Heavenly Father, we thank you this morning for your word, we thank you for the gospel, and we thank you for the sacraments of baptism and of the Lord’s table. Thank you that you’ve given us baptism as a very tangible, understandable symbol of the relationship we have with you, of our union with your Son, the Lord Jesus Christ, and his death, burial, and resurrection. May we this morning take baptism to heart, the significance of it. May it mean more to us now than it ever has before. Even as we look back, I’m looking back to when I was 18 years old—even almost 30 years later, that baptism still means something, and it calls me to live in a certain kind of way today. I pray that each one of us who are baptized as believers would think of our baptism in that way, and that it would call us to renewed discipleship, faith, repentance.
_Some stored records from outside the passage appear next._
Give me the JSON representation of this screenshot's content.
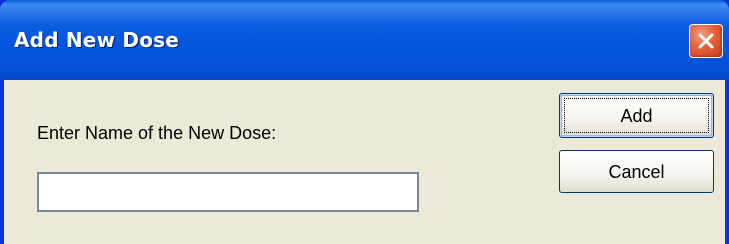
{
  "window": {
    "title": "Add New Dose",
    "close_icon": "close-icon"
  },
  "form": {
    "prompt_label": "Enter Name of the New Dose:",
    "name_value": ""
  },
  "buttons": {
    "add_label": "Add",
    "cancel_label": "Cancel"
  },
  "colors": {
    "titlebar": "#0554de",
    "client_background": "#ece9d8",
    "close_button": "#e5603a"
  }
}
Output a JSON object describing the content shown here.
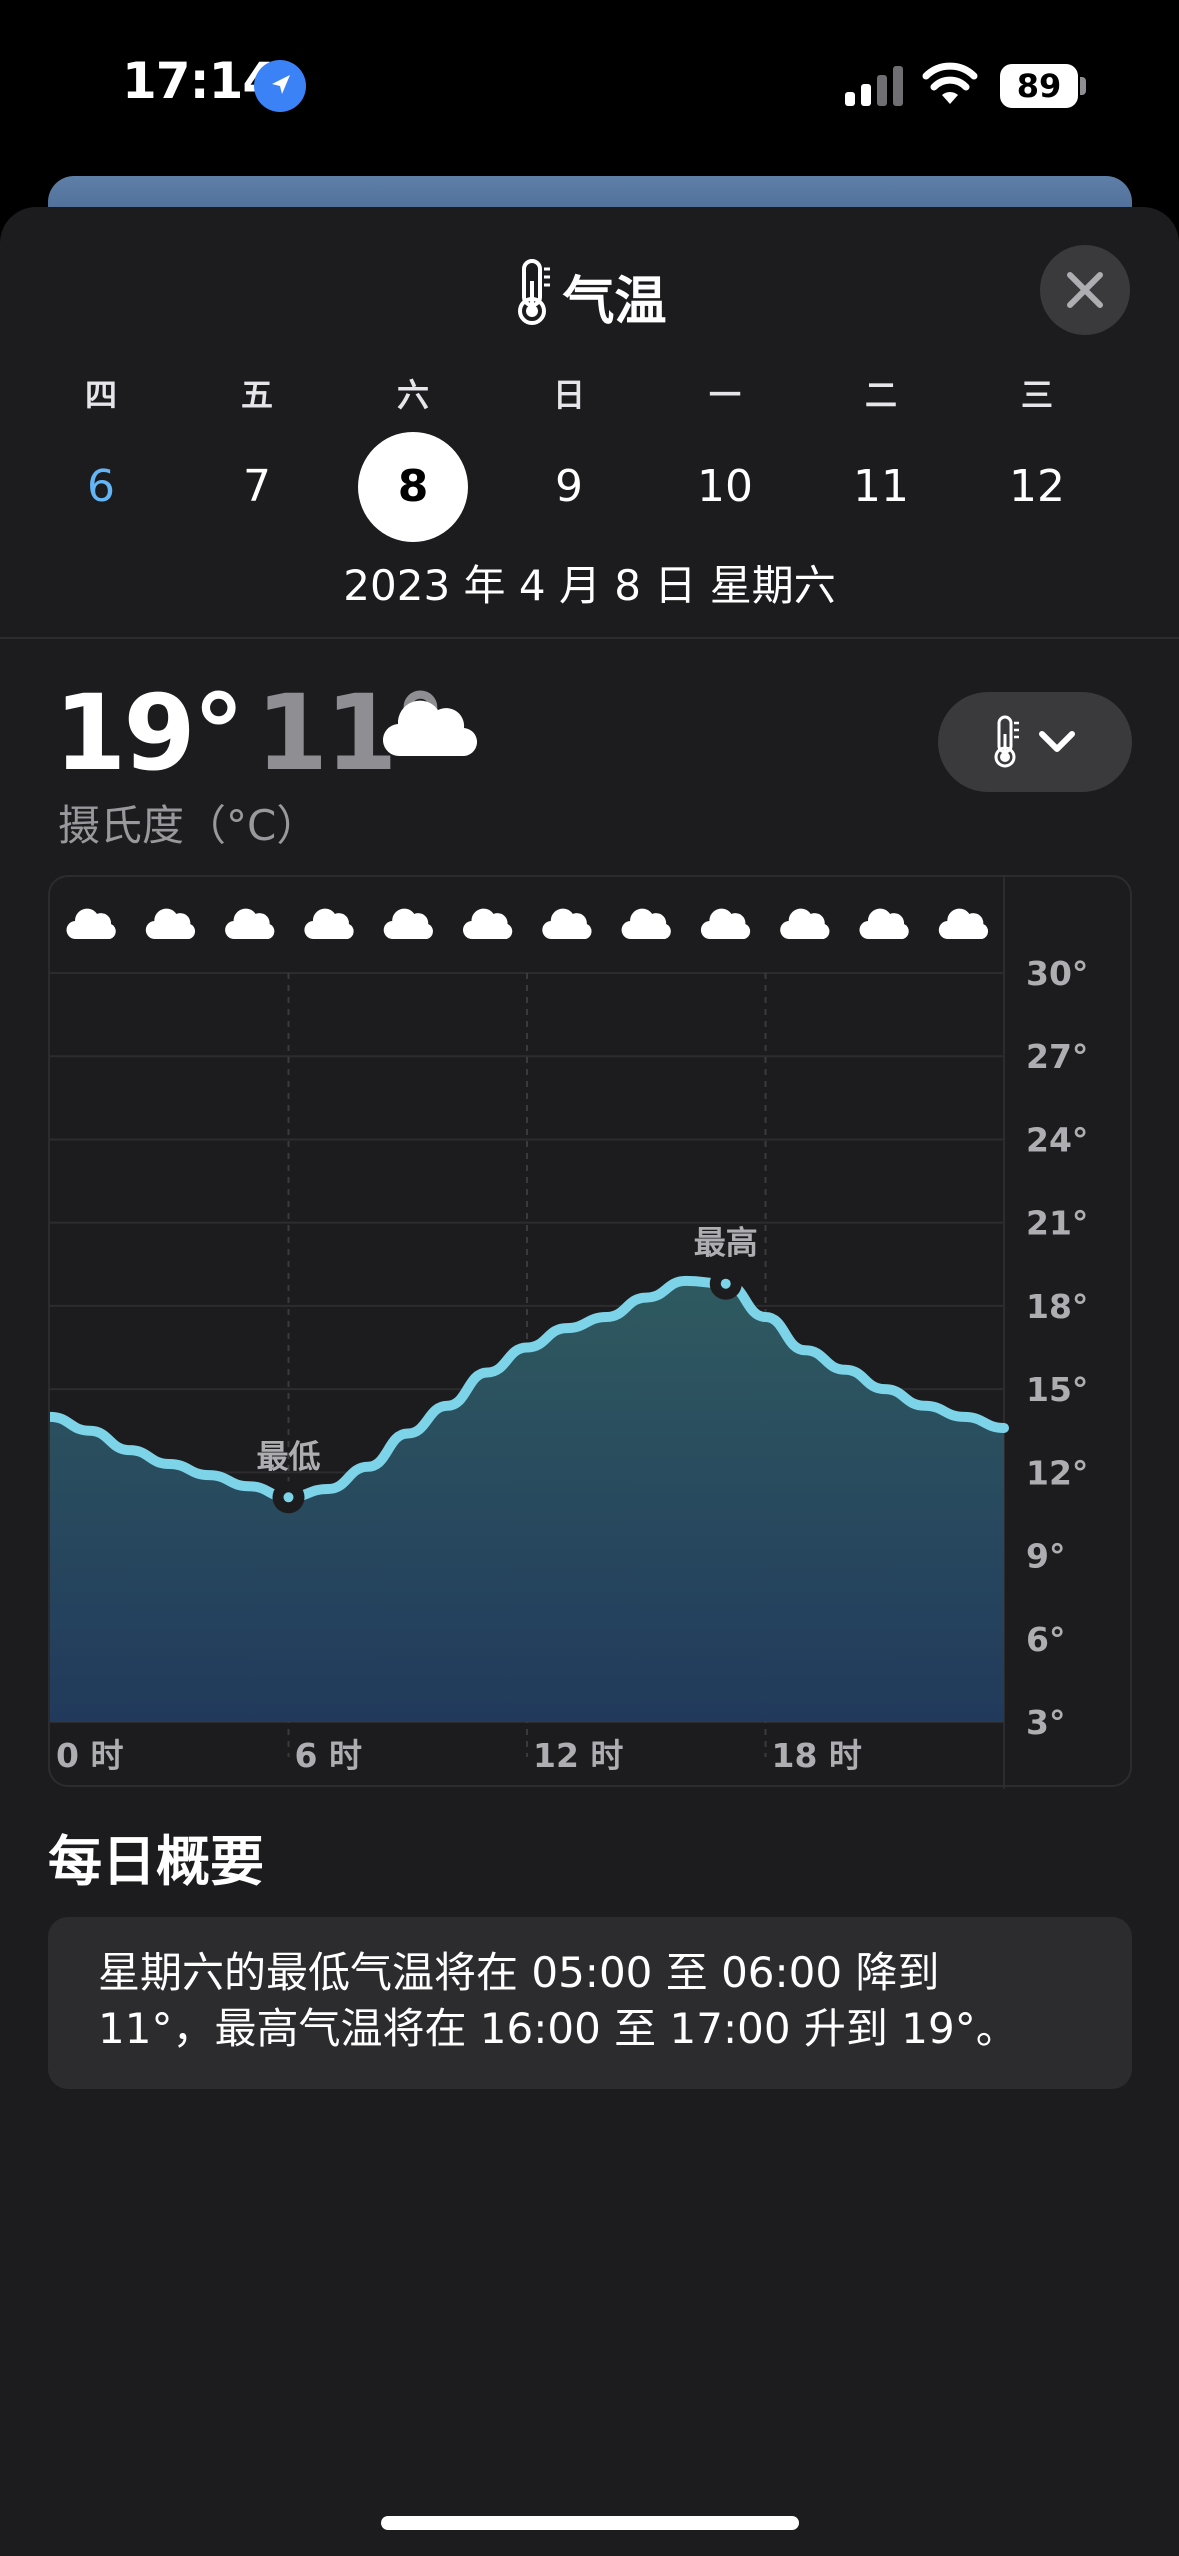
{
  "status_bar": {
    "time": "17:14",
    "battery": "89"
  },
  "sheet": {
    "title": "气温",
    "weekdays": [
      "四",
      "五",
      "六",
      "日",
      "一",
      "二",
      "三"
    ],
    "dates": [
      "6",
      "7",
      "8",
      "9",
      "10",
      "11",
      "12"
    ],
    "selected_date": "8",
    "today_date": "6",
    "full_date": "2023 年 4 月 8 日 星期六"
  },
  "current": {
    "high": "19°",
    "low": "11°",
    "unit_label": "摄氏度（°C）",
    "condition_icon": "cloud-icon"
  },
  "chart_data": {
    "type": "area",
    "x_tick_labels": [
      "0 时",
      "6 时",
      "12 时",
      "18 时"
    ],
    "y_tick_labels": [
      "30°",
      "27°",
      "24°",
      "21°",
      "18°",
      "15°",
      "12°",
      "9°",
      "6°",
      "3°"
    ],
    "ylim": [
      3,
      30
    ],
    "xlim": [
      0,
      24
    ],
    "hourly_icons": [
      "cloud-icon",
      "cloud-icon",
      "cloud-icon",
      "cloud-icon",
      "cloud-icon",
      "cloud-icon",
      "cloud-icon",
      "cloud-icon",
      "cloud-icon",
      "cloud-icon",
      "cloud-icon",
      "cloud-icon"
    ],
    "series": [
      {
        "x": [
          0,
          1,
          2,
          3,
          4,
          5,
          6,
          7,
          8,
          9,
          10,
          11,
          12,
          13,
          14,
          15,
          16,
          17,
          18,
          19,
          20,
          21,
          22,
          23,
          24
        ],
        "values": [
          14,
          13.5,
          12.8,
          12.3,
          11.9,
          11.5,
          11.1,
          11.4,
          12.2,
          13.4,
          14.4,
          15.6,
          16.5,
          17.2,
          17.6,
          18.3,
          18.9,
          18.8,
          17.6,
          16.4,
          15.7,
          15,
          14.4,
          14,
          13.6
        ]
      }
    ],
    "annotations": [
      {
        "label": "最低",
        "x": 6,
        "y": 11
      },
      {
        "label": "最高",
        "x": 17,
        "y": 19
      }
    ],
    "grid": true,
    "colors": {
      "line": "#7dd3e8",
      "fill_top": "#2f5a60",
      "fill_bottom": "#213a5c"
    }
  },
  "summary": {
    "title": "每日概要",
    "text_line1": "星期六的最低气温将在 05:00 至 06:00 降到",
    "text_line2": "11°，最高气温将在 16:00 至 17:00 升到 19°。"
  }
}
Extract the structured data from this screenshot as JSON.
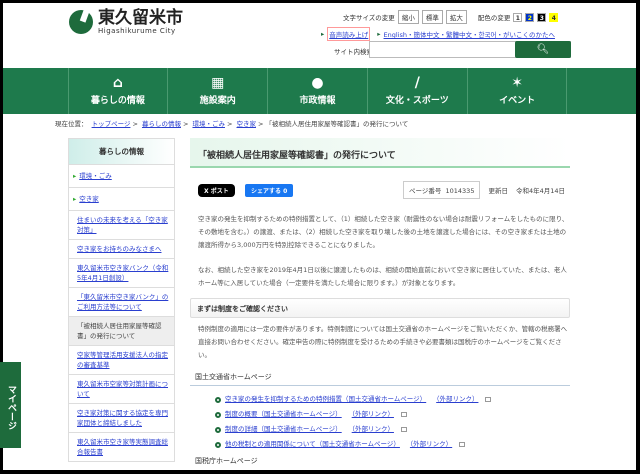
{
  "header": {
    "logo_name": "東久留米市",
    "logo_sub": "Higashikurume City",
    "font_size_label": "文字サイズの変更",
    "font_sizes": [
      "縮小",
      "標準",
      "拡大"
    ],
    "color_label": "配色の変更",
    "colors": [
      "1",
      "2",
      "3",
      "4"
    ],
    "read_aloud": "音声読み上げ",
    "languages": "English・簡体中文・繁體中文・한국어・がいこくのかたへ",
    "search_label": "サイト内検索",
    "search_value": "",
    "search_icon": "magnifier"
  },
  "nav": [
    {
      "label": "暮らしの情報",
      "icon": "house-icon"
    },
    {
      "label": "施設案内",
      "icon": "building-icon"
    },
    {
      "label": "市政情報",
      "icon": "city-mark-icon"
    },
    {
      "label": "文化・スポーツ",
      "icon": "baton-icon"
    },
    {
      "label": "イベント",
      "icon": "party-icon"
    }
  ],
  "breadcrumb": {
    "label": "現在位置：",
    "links": [
      "トップページ",
      "暮らしの情報",
      "環境・ごみ",
      "空き家"
    ],
    "current": "「被相続人居住用家屋等確認書」の発行について"
  },
  "sidebar": {
    "title": "暮らしの情報",
    "top": [
      "環境・ごみ",
      "空き家"
    ],
    "items": [
      "住まいの未来を考える「空き家対策」",
      "空き家をお持ちのみなさまへ",
      "東久留米市空き家バンク（令和5年4月1日創設）",
      "「東久留米市空き家バンク」のご利用方法等について",
      "「被相続人居住用家屋等確認書」の発行について",
      "空家等管理活用支援法人の指定の審査基準",
      "東久留米市空家等対策計画について",
      "空き家対策に関する協定を専門家団体と締結しました",
      "東久留米市空き家等実態調査総合報告書"
    ]
  },
  "mypage": "マイページ",
  "main": {
    "title": "「被相続人居住用家屋等確認書」の発行について",
    "x_post": "X ポスト",
    "fb_share": "シェアする 0",
    "page_no_label": "ページ番号",
    "page_no": "1014335",
    "updated_label": "更新日",
    "updated": "令和4年4月14日",
    "para1": "空き家の発生を抑制するための特例措置として、（1）相続した空き家（耐震性のない場合は耐震リフォームをしたものに限り、その敷地を含む。）の譲渡、または、（2）相続した空き家を取り壊した後の土地を譲渡した場合には、その空き家または土地の譲渡所得から3,000万円を特別控除できることになりました。",
    "para2": "なお、相続した空き家を2019年4月1日以後に譲渡したものは、相続の開始直前において空き家に居住していた、または、老人ホーム等に入居していた場合（一定要件を満たした場合に限ります。）が対象となります。",
    "h2": "まずは制度をご確認ください",
    "para3": "特例制度の適用には一定の要件があります。特例制度については国土交通省のホームページをご覧いただくか、管轄の税務署へ直接お問い合わせください。確定申告の際に特例制度を受けるための手続きや必要書類は国税庁のホームページをご覧ください。",
    "h3a": "国土交通省ホームページ",
    "links": [
      "空き家の発生を抑制するための特例措置（国土交通省ホームページ）",
      "制度の概要（国土交通省ホームページ）",
      "制度の詳細（国土交通省ホームページ）",
      "他の税制との適用関係について（国土交通省ホームページ）"
    ],
    "external": "（外部リンク）",
    "h3b": "国税庁ホームページ"
  }
}
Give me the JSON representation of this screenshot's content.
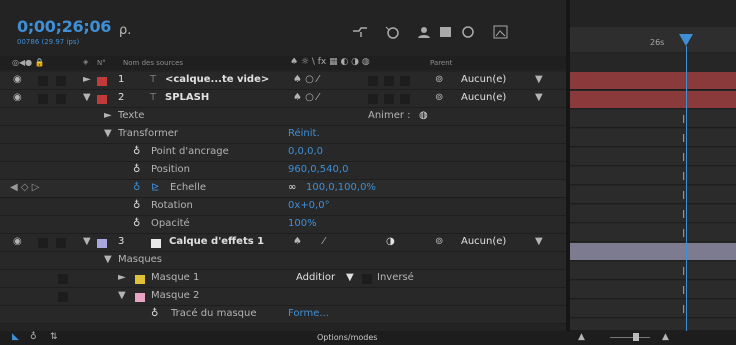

As we come to the Lord’s table this morning, may we come to this sacrament as believers in Jesus Christ who are expressing our ongoing trust in and commitment to him. May we come to the table and find that as surely as the bread and the juice nourish our physical bodies, so surely does the blood and the body of Jesus Christ nourish our souls when we come by faith. So draw near to us in these moments as we continue to worship you, and I pray that you would work in all of our hearts, and especially those who do not know Christ or those who are on the path towards faith; may today be another step forward. So draw near to us, we pray in Jesus’ name, amen.